◆ **Problem details**
Give a verbatim copy of the data, leaving the pictures out.

Entries from a dataset of interfaces:
= Beginning of Section =

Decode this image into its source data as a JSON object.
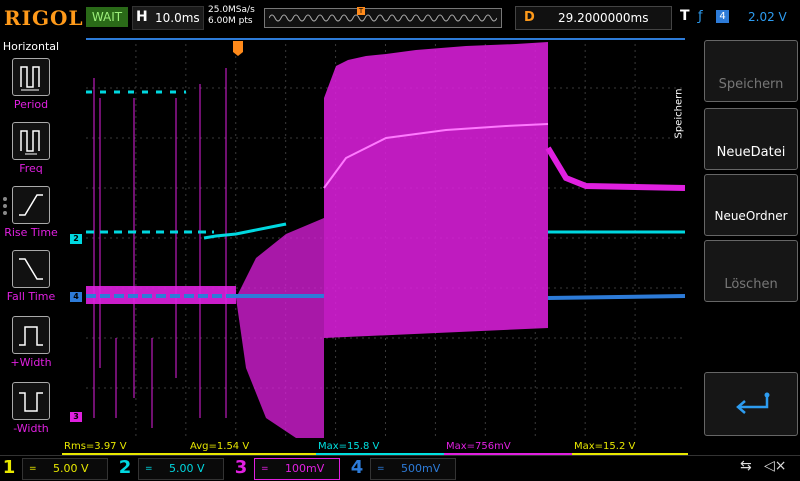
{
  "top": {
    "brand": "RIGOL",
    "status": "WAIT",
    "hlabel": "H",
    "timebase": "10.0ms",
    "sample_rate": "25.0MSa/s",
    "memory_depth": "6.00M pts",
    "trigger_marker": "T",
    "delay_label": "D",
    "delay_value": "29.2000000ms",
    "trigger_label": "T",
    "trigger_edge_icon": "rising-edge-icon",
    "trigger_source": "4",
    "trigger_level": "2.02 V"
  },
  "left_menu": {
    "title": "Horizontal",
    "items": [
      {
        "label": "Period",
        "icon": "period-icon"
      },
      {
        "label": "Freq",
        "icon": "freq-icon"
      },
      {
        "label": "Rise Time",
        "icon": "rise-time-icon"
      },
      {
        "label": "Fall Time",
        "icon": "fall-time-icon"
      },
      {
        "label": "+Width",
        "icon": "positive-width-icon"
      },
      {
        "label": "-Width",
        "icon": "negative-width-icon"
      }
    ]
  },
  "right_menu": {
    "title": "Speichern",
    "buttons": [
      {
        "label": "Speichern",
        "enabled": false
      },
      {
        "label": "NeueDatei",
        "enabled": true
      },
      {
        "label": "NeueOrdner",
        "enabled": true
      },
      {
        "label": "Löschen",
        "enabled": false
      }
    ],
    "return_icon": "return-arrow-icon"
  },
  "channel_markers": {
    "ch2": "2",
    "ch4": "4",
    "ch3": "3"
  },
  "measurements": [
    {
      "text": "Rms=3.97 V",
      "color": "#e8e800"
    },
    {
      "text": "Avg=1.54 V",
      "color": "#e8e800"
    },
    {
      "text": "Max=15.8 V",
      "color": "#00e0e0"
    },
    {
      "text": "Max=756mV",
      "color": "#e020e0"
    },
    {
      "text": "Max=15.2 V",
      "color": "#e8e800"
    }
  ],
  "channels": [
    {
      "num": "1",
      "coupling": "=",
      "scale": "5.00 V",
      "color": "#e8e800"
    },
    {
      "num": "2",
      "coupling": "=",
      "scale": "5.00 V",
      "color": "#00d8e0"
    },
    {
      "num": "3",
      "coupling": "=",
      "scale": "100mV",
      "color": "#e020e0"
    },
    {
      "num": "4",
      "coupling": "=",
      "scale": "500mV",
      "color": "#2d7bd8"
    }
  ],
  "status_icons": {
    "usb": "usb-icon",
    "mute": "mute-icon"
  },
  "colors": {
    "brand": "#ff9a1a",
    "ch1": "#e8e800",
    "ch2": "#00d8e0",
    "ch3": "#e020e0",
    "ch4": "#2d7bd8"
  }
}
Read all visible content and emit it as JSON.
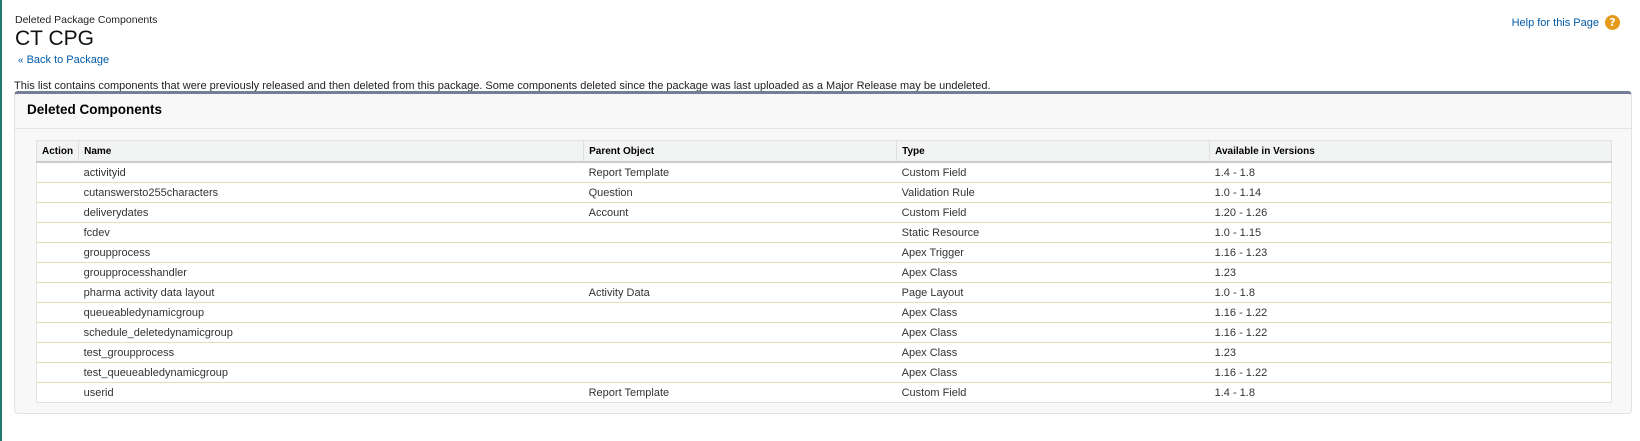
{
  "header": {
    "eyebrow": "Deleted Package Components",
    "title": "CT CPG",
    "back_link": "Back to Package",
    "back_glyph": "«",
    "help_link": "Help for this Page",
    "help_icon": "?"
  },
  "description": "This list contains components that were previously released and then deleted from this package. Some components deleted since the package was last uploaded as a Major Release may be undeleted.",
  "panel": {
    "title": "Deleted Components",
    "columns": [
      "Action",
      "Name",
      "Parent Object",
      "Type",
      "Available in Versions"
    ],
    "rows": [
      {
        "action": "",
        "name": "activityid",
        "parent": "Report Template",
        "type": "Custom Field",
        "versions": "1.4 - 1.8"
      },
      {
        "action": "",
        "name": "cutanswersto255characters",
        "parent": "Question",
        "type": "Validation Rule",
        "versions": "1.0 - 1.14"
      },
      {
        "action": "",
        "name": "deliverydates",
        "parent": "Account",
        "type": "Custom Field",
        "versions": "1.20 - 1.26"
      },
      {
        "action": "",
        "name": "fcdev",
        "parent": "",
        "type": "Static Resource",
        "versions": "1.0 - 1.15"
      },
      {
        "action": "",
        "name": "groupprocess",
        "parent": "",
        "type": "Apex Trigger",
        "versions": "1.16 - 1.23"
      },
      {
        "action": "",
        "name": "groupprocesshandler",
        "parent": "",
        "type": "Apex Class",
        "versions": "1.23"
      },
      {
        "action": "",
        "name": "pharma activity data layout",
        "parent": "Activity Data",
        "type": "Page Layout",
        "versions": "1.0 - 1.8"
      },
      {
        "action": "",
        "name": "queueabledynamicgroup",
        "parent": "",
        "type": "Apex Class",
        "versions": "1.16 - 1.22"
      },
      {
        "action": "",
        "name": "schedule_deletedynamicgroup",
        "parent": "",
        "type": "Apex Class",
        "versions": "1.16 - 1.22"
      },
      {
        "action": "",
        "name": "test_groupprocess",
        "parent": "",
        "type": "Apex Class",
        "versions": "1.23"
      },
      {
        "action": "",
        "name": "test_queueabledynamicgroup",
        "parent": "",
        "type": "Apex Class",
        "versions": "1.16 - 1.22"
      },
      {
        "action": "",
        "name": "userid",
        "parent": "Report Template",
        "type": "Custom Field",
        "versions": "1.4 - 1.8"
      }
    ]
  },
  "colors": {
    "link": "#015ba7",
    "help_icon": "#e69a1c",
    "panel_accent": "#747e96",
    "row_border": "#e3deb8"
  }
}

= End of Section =

◆ **Answer to the problem**
Decode this image into its source data as a JSON object.
{
  "top": {
    "brand": "RIGOL",
    "status": "WAIT",
    "hlabel": "H",
    "timebase": "10.0ms",
    "sample_rate": "25.0MSa/s",
    "memory_depth": "6.00M pts",
    "trigger_marker": "T",
    "delay_label": "D",
    "delay_value": "29.2000000ms",
    "trigger_label": "T",
    "trigger_edge_icon": "rising-edge-icon",
    "trigger_source": "4",
    "trigger_level": "2.02 V"
  },
  "left_menu": {
    "title": "Horizontal",
    "items": [
      {
        "label": "Period",
        "icon": "period-icon"
      },
      {
        "label": "Freq",
        "icon": "freq-icon"
      },
      {
        "label": "Rise Time",
        "icon": "rise-time-icon"
      },
      {
        "label": "Fall Time",
        "icon": "fall-time-icon"
      },
      {
        "label": "+Width",
        "icon": "positive-width-icon"
      },
      {
        "label": "-Width",
        "icon": "negative-width-icon"
      }
    ]
  },
  "right_menu": {
    "title": "Speichern",
    "buttons": [
      {
        "label": "Speichern",
        "enabled": false
      },
      {
        "label": "NeueDatei",
        "enabled": true
      },
      {
        "label": "NeueOrdner",
        "enabled": true
      },
      {
        "label": "Löschen",
        "enabled": false
      }
    ],
    "return_icon": "return-arrow-icon"
  },
  "channel_markers": {
    "ch2": "2",
    "ch4": "4",
    "ch3": "3"
  },
  "measurements": [
    {
      "text": "Rms=3.97 V",
      "color": "#e8e800"
    },
    {
      "text": "Avg=1.54 V",
      "color": "#e8e800"
    },
    {
      "text": "Max=15.8 V",
      "color": "#00e0e0"
    },
    {
      "text": "Max=756mV",
      "color": "#e020e0"
    },
    {
      "text": "Max=15.2 V",
      "color": "#e8e800"
    }
  ],
  "channels": [
    {
      "num": "1",
      "coupling": "=",
      "scale": "5.00 V",
      "color": "#e8e800"
    },
    {
      "num": "2",
      "coupling": "=",
      "scale": "5.00 V",
      "color": "#00d8e0"
    },
    {
      "num": "3",
      "coupling": "=",
      "scale": "100mV",
      "color": "#e020e0"
    },
    {
      "num": "4",
      "coupling": "=",
      "scale": "500mV",
      "color": "#2d7bd8"
    }
  ],
  "status_icons": {
    "usb": "usb-icon",
    "mute": "mute-icon"
  },
  "colors": {
    "brand": "#ff9a1a",
    "ch1": "#e8e800",
    "ch2": "#00d8e0",
    "ch3": "#e020e0",
    "ch4": "#2d7bd8"
  }
}
Read all visible content and emit it as JSON.
{
  "header": {
    "eyebrow": "Deleted Package Components",
    "title": "CT CPG",
    "back_link": "Back to Package",
    "back_glyph": "«",
    "help_link": "Help for this Page",
    "help_icon": "?"
  },
  "description": "This list contains components that were previously released and then deleted from this package. Some components deleted since the package was last uploaded as a Major Release may be undeleted.",
  "panel": {
    "title": "Deleted Components",
    "columns": [
      "Action",
      "Name",
      "Parent Object",
      "Type",
      "Available in Versions"
    ],
    "rows": [
      {
        "action": "",
        "name": "activityid",
        "parent": "Report Template",
        "type": "Custom Field",
        "versions": "1.4 - 1.8"
      },
      {
        "action": "",
        "name": "cutanswersto255characters",
        "parent": "Question",
        "type": "Validation Rule",
        "versions": "1.0 - 1.14"
      },
      {
        "action": "",
        "name": "deliverydates",
        "parent": "Account",
        "type": "Custom Field",
        "versions": "1.20 - 1.26"
      },
      {
        "action": "",
        "name": "fcdev",
        "parent": "",
        "type": "Static Resource",
        "versions": "1.0 - 1.15"
      },
      {
        "action": "",
        "name": "groupprocess",
        "parent": "",
        "type": "Apex Trigger",
        "versions": "1.16 - 1.23"
      },
      {
        "action": "",
        "name": "groupprocesshandler",
        "parent": "",
        "type": "Apex Class",
        "versions": "1.23"
      },
      {
        "action": "",
        "name": "pharma activity data layout",
        "parent": "Activity Data",
        "type": "Page Layout",
        "versions": "1.0 - 1.8"
      },
      {
        "action": "",
        "name": "queueabledynamicgroup",
        "parent": "",
        "type": "Apex Class",
        "versions": "1.16 - 1.22"
      },
      {
        "action": "",
        "name": "schedule_deletedynamicgroup",
        "parent": "",
        "type": "Apex Class",
        "versions": "1.16 - 1.22"
      },
      {
        "action": "",
        "name": "test_groupprocess",
        "parent": "",
        "type": "Apex Class",
        "versions": "1.23"
      },
      {
        "action": "",
        "name": "test_queueabledynamicgroup",
        "parent": "",
        "type": "Apex Class",
        "versions": "1.16 - 1.22"
      },
      {
        "action": "",
        "name": "userid",
        "parent": "Report Template",
        "type": "Custom Field",
        "versions": "1.4 - 1.8"
      }
    ]
  },
  "colors": {
    "link": "#015ba7",
    "help_icon": "#e69a1c",
    "panel_accent": "#747e96",
    "row_border": "#e3deb8"
  }
}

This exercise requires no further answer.